RachieG said...

Loved the interview today. :) Love knowing what goes into creating a book...and the story looks wonderful!

Congratulations!!

rachie2004 @ yahoo (dot) c0m

mindy said...

fabulous interview thanks minsthins at optonline dot net

Morning Glow said...

This book just looks so great, I have to get my hands on a copy! I sure hope I win!!

Thanks for the contest!
Morning Glow

ohmorningglow AT aol DOT com

Karen W. said...

Thanks for the interview! HIGHLAND REBEL sounds excellent, and it's already on my "wish list."

Thanks for the contest. :)

Ashley Danielle said...

Great interview. Kristie is the reason I read Broken Wing, and ever since I've been looking forward to reading Highland Rebel! I can't tell you how good your work in progress, Libertine's Kiss sounds, too!

Cecile said...

Oh Ladies, what an awesome interview this was!! Kristie... you kept us in suspense!! But it was well worth it!!!
Thanks for introducing this new author to me!!!
Count me in!!
I hope you had a great day and a wonderful tomorrow!

Cecile said...

Pimped you at my place honey... Just let me know when the contest ends!!!

Pam P said...

Hi Judith. I liked BW so much, left me waiting for your next book, and I love a story with an antihero.

Tiffany819 said...

I'd love a chance to win. Looks like a great read! Thank you!!
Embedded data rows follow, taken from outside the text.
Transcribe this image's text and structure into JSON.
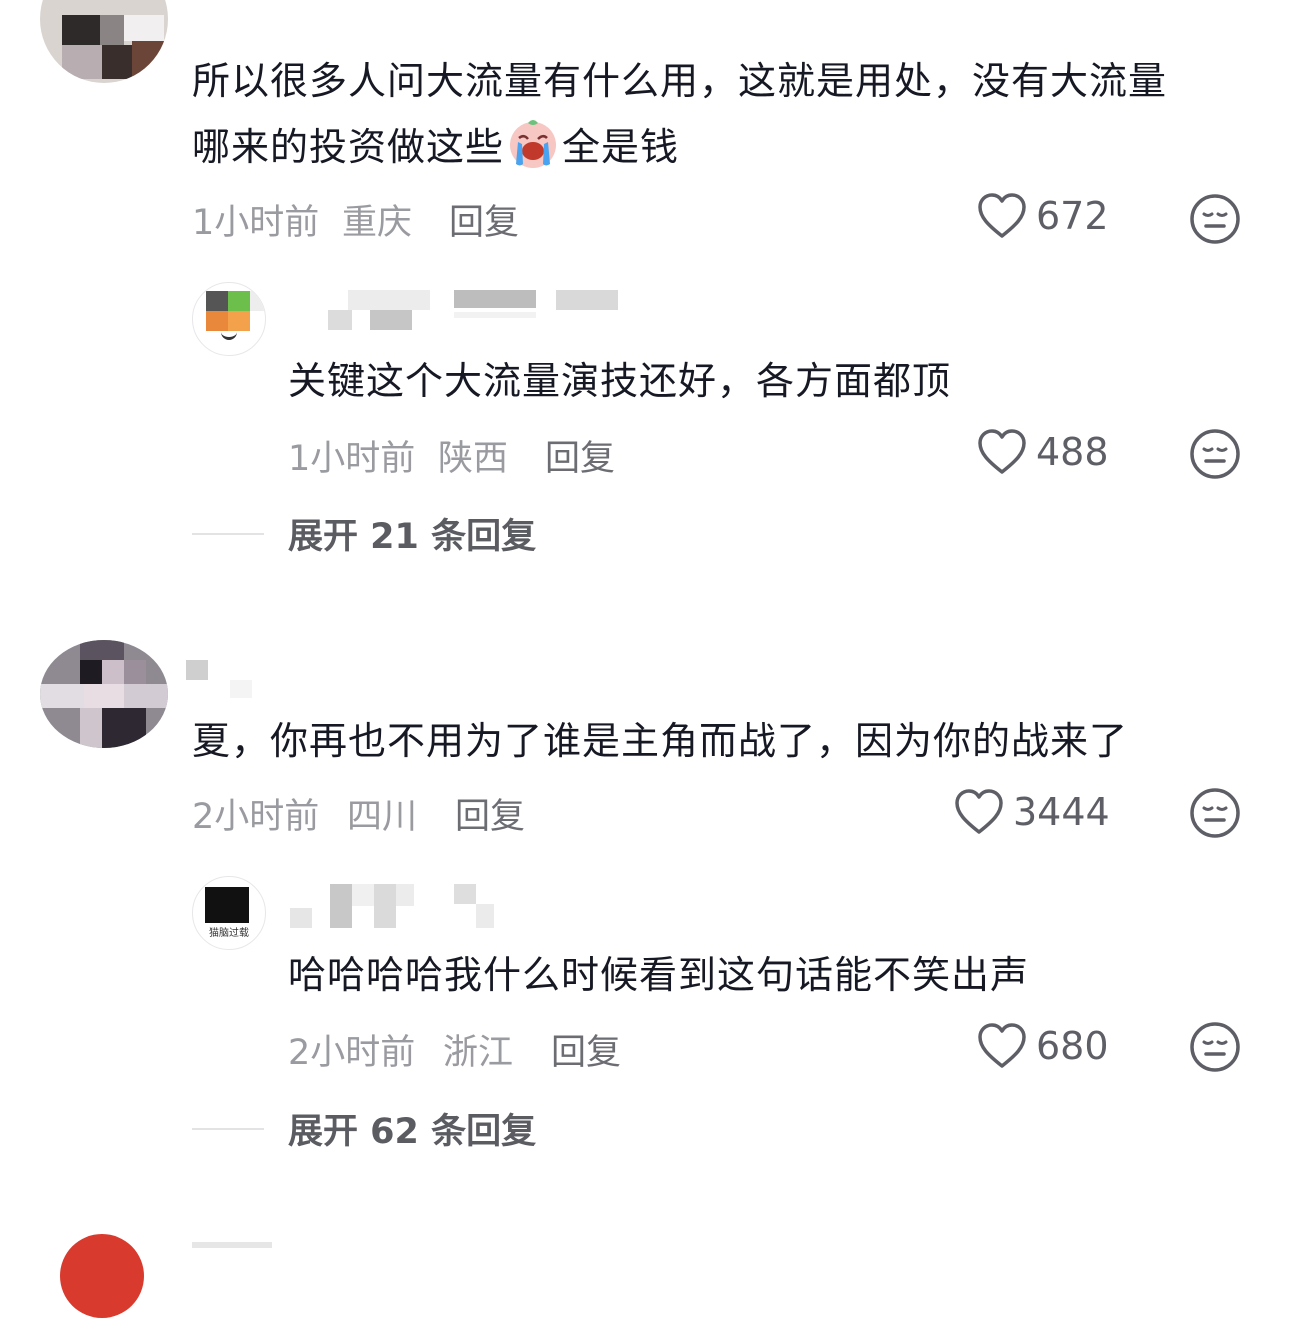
{
  "comments": [
    {
      "text_line1": "所以很多人问大流量有什么用，这就是用处，没有大流量",
      "text_line2_before": "哪来的投资做这些",
      "emoji": "crying-face-emoji",
      "text_line2_after": "全是钱",
      "time": "1小时前",
      "location": "重庆",
      "reply_label": "回复",
      "likes": "672",
      "replies": [
        {
          "text": "关键这个大流量演技还好，各方面都顶",
          "time": "1小时前",
          "location": "陕西",
          "reply_label": "回复",
          "likes": "488"
        }
      ],
      "expand_label": "展开 21 条回复"
    },
    {
      "text": "夏，你再也不用为了谁是主角而战了，因为你的战来了",
      "time": "2小时前",
      "location": "四川",
      "reply_label": "回复",
      "likes": "3444",
      "replies": [
        {
          "text": "哈哈哈哈我什么时候看到这句话能不笑出声",
          "avatar_caption": "猫脑过载",
          "time": "2小时前",
          "location": "浙江",
          "reply_label": "回复",
          "likes": "680"
        }
      ],
      "expand_label": "展开 62 条回复"
    }
  ],
  "icons": {
    "like": "heart-outline-icon",
    "dislike": "meh-face-icon"
  },
  "colors": {
    "text": "#161823",
    "meta": "#9a9ba0",
    "like_icon": "#5e5f66"
  }
}
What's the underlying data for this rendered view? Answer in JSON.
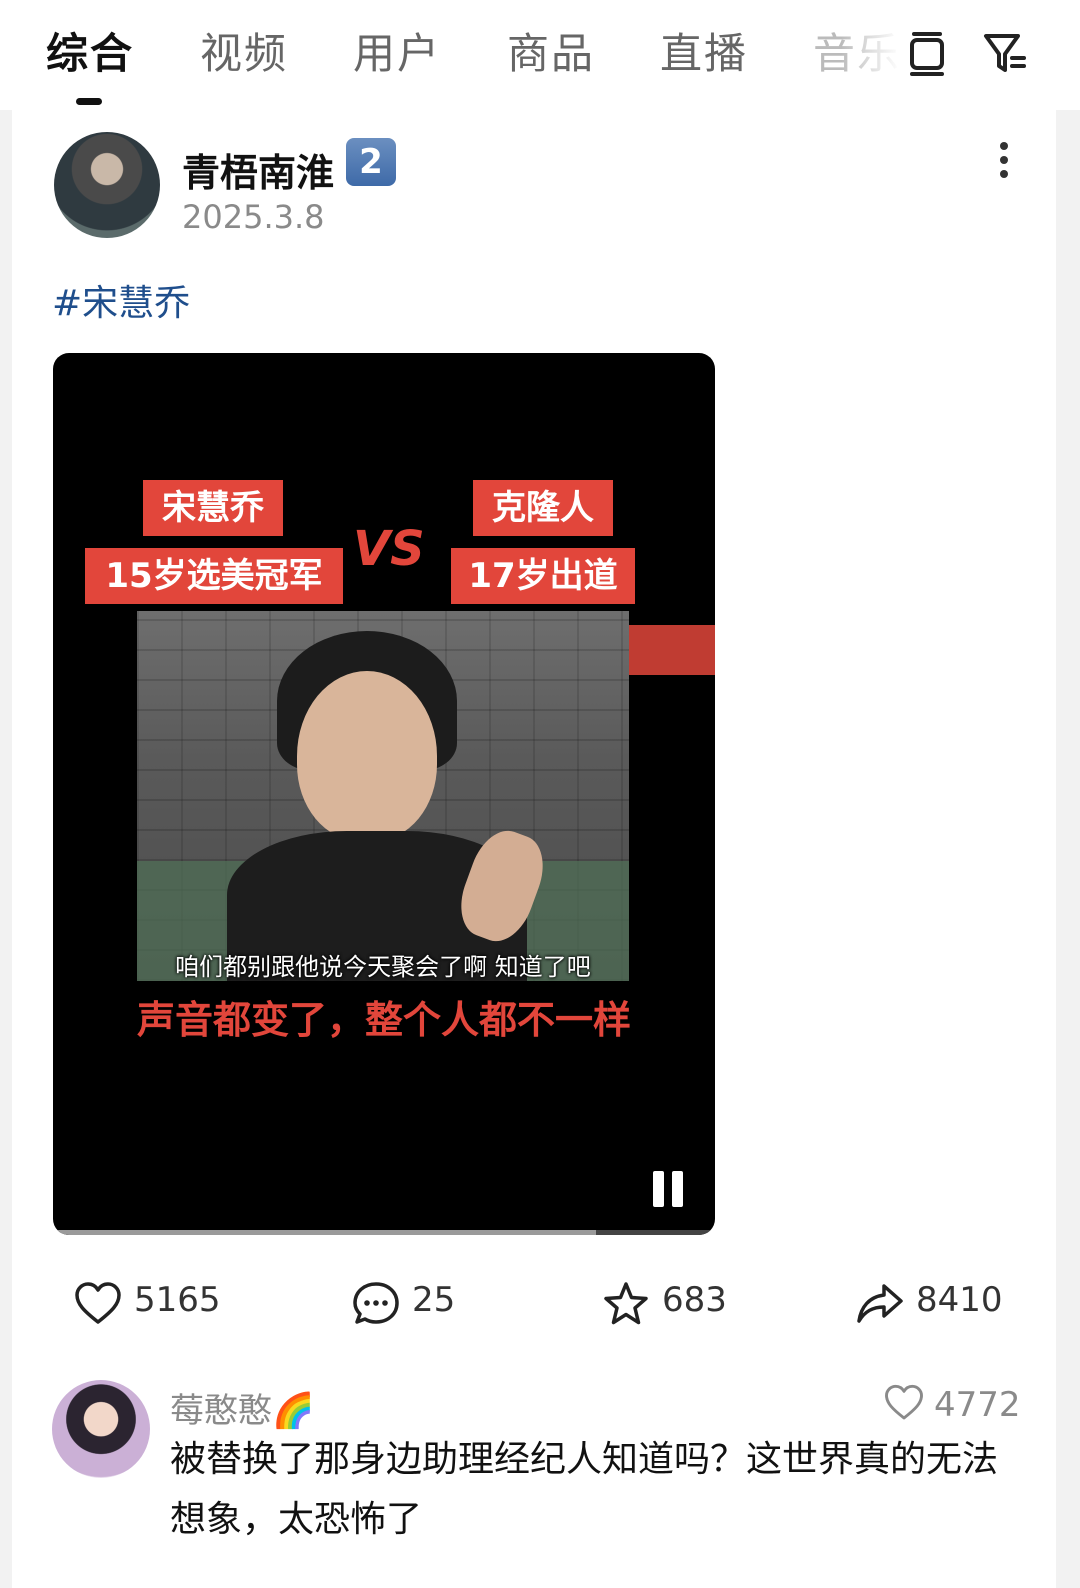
{
  "tabs": [
    {
      "label": "综合"
    },
    {
      "label": "视频"
    },
    {
      "label": "用户"
    },
    {
      "label": "商品"
    },
    {
      "label": "直播"
    },
    {
      "label": "音乐"
    }
  ],
  "post": {
    "author": "青梧南淮",
    "level_badge": "2",
    "date": "2025.3.8",
    "hashtag": "#宋慧乔",
    "video": {
      "left_title": "宋慧乔",
      "left_sub": "15岁选美冠军",
      "vs": "VS",
      "right_title": "克隆人",
      "right_sub": "17岁出道",
      "frame_subtitle": "咱们都别跟他说今天聚会了啊 知道了吧",
      "caption": "声音都变了，整个人都不一样",
      "progress": 0.82
    },
    "actions": {
      "likes": "5165",
      "comments": "25",
      "favorites": "683",
      "shares": "8410"
    }
  },
  "comment": {
    "user": "莓憨憨🌈",
    "likes": "4772",
    "text": "被替换了那身边助理经纪人知道吗？这世界真的无法想象，太恐怖了"
  },
  "colors": {
    "accent_red": "#e2463b",
    "hashtag_blue": "#1f4e8c"
  }
}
tiffanys819 at gmail dot com

Judith James said...

Rachie, Mindy, Karen, Ashley and Cecile, so glad you enjoyed the interview. Kudos to Kristie for coming up with some great questions that really made me think.

Morning Glow and Tiffany If you like romantic historicals you'll love it. Pam, I expect you will really enjoy Jamie.
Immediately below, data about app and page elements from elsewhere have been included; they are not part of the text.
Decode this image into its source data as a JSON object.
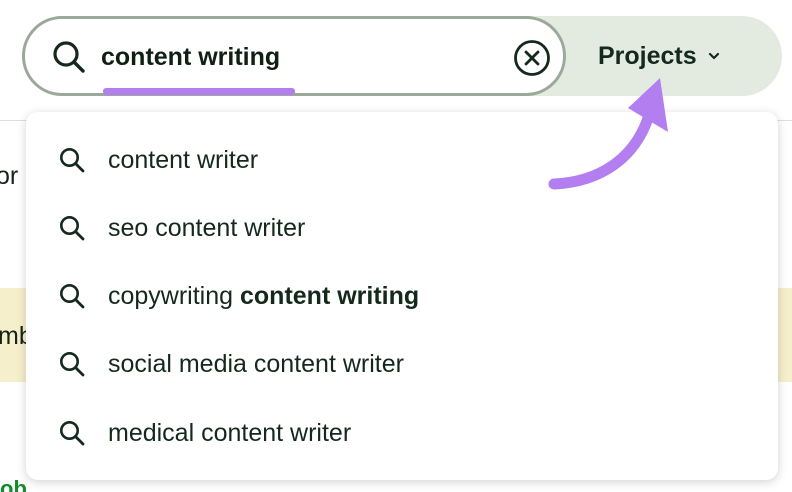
{
  "search": {
    "value": "content writing",
    "clear_label": "Clear search"
  },
  "projects_button": {
    "label": "Projects"
  },
  "suggestions": [
    {
      "prefix": "content writer",
      "bold": ""
    },
    {
      "prefix": "seo content writer",
      "bold": ""
    },
    {
      "prefix": "copywriting ",
      "bold": "content writing"
    },
    {
      "prefix": "social media content writer",
      "bold": ""
    },
    {
      "prefix": "medical content writer",
      "bold": ""
    }
  ],
  "background_fragments": [
    "or",
    "mb",
    "ob"
  ],
  "colors": {
    "accent_purple": "#b37ff0",
    "text_dark_green": "#14291c",
    "pill_bg": "#e3ebe1",
    "banner_yellow": "#f6efcb"
  },
  "icons": {
    "search": "search-icon",
    "clear": "close-circle-icon",
    "chevron": "chevron-down-icon",
    "annotation": "curved-arrow-icon"
  }
}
Thanks so much to everyone for all your comments and good luck with the contest, and whatever else life brings your way :)

Thanks again to the wonderful Kristie J who brings so much infectious passion to the world of books and reading
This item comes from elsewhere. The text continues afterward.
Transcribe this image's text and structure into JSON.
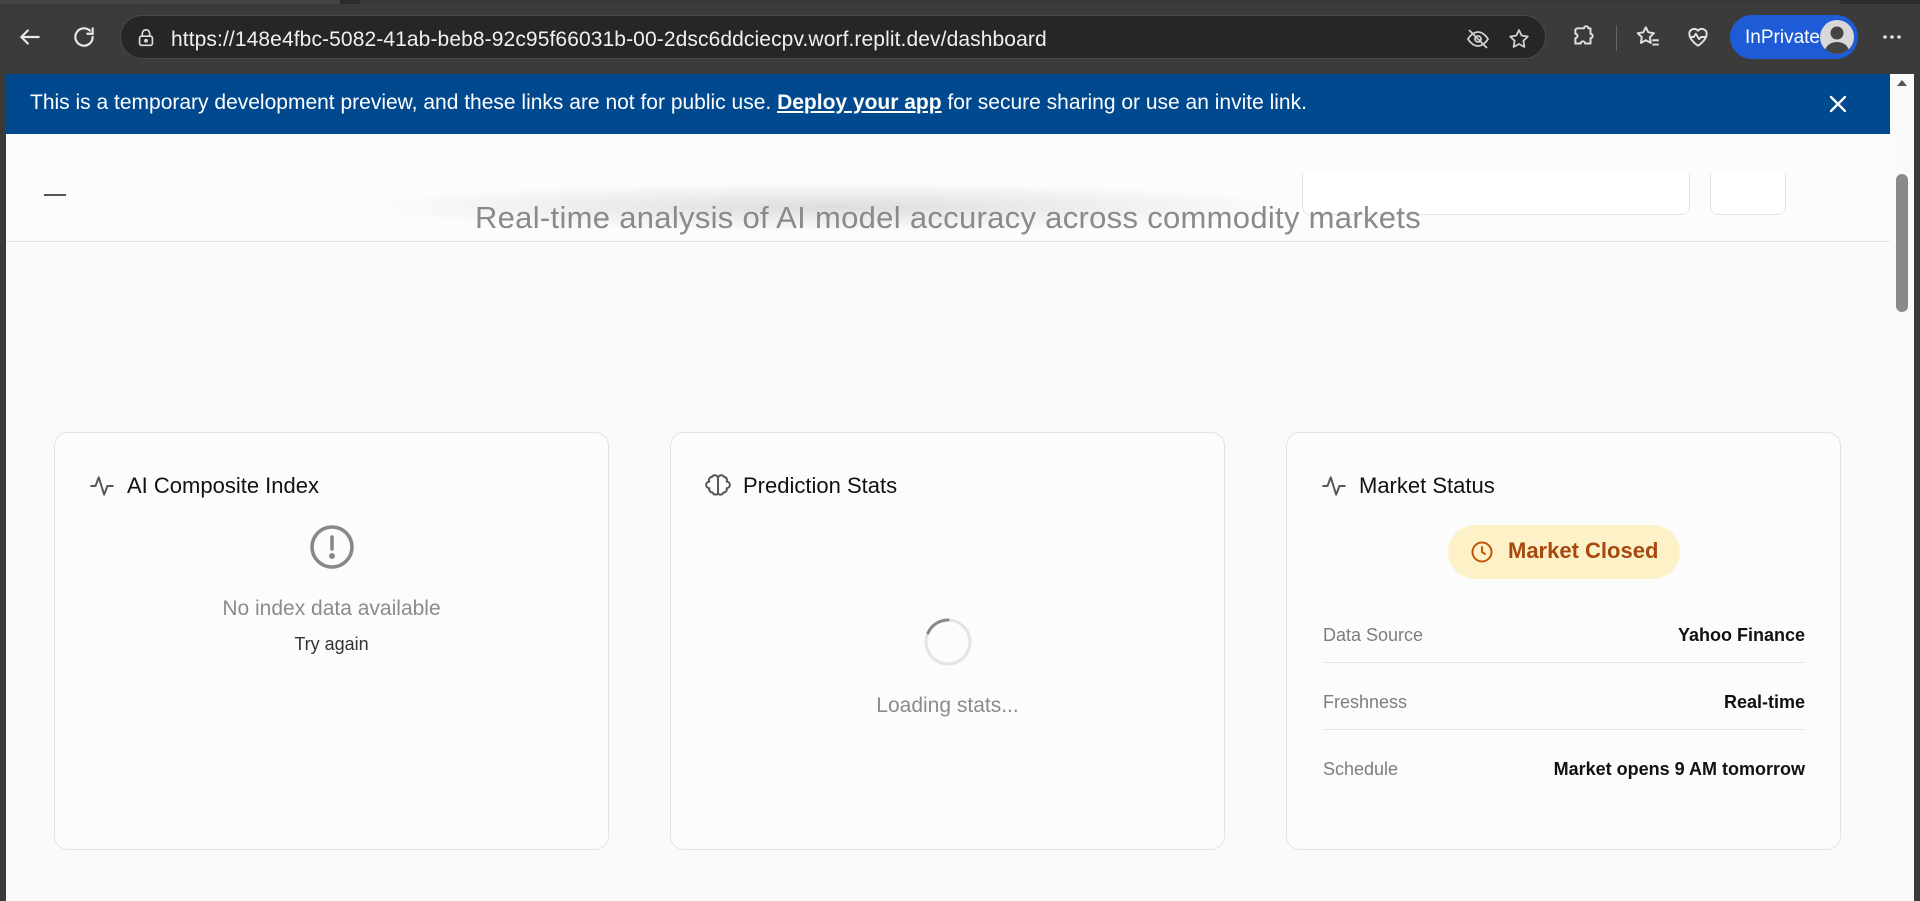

Wishing all of you the best

Judith James

SandyH said...

Thank you for the interview. I just recently found this blog. I am going to have to look up this author. I do enjoy learning about new writers.

PeggyP said...

I am so looking forward to reading this whether I win it or not! Like Kristie I considered Broken Wing the find of the year, thanks.

Virginia said...

I have been hearing a lot about this book. I can't wait to read it. It sounds like an awesome read. Thanks for sharing with us today.

lead[at]hotsheet[dot]dom

M. said...

please don't enter my name, as I'm halfway through my copy - and really enjoying it!
It is a very different story from
Broken Wing. Can't wait to see what happens next.

kalynnick said...

The sounds great..I would love to win the books.

kalynnick AT yahoo DOT com

Sarah Z said...

Love finding great new authors!
Thanks
Sarah
believedreamcourage (at) gmail.com

JennJ said...

Wonderful interview!!! And the books sound amazing I have heard many great things now about both and I am dying to get them!

JennJ
jennj31(at)gmail(dot)com

orannia said...

I know I'm very late, but I just wanted to say wonderful interview Kristie and Ms James - thank you so much!

I love the era that Highland Rebel is set in - it's a fascinating period - so I'm definitely going to keep an eye out for it :) Thank you Ms James for the insight into Gabriel & Sarah and all the best with the release!

Kristie - please don't count me in for the giveaway :)

quiltingreader said...

Nice interview.

13rubberducks [at] gmail [dot] com

Patti said...

Wonderful interview. I love when stories revolve around actual historic events/happenings. It's obvious Ms. James did quite a lot of research and I'll be looking for both Broken Wing and Highland Rebel at my local bookseller.

Please enter me:
pspinney AT cox DOT net
Thanks!

Shaymless Aymless said...

Sign me up! *g*

PS: You scarves in the mail (I mailed you both because I didn't want to them and move them)

heatherzilla said...

Highland Rebel sounds like a good book. Please include me in the giveaway.
heatherzilla(at)care2(dot)com

Armenia said...

I've been following you at different blogs and got the heads up from Cecile's blog. Throwing my name in the hat. Would love a chance to win your giveaway.

Great interview.

Brooke said...

What a wonderful interview and how love all the research she puts into her writing.. Would love a chance to win one.. weeshenanigans (at) gmail (dot) com

kathy55439 said...

Great interview thank you for contest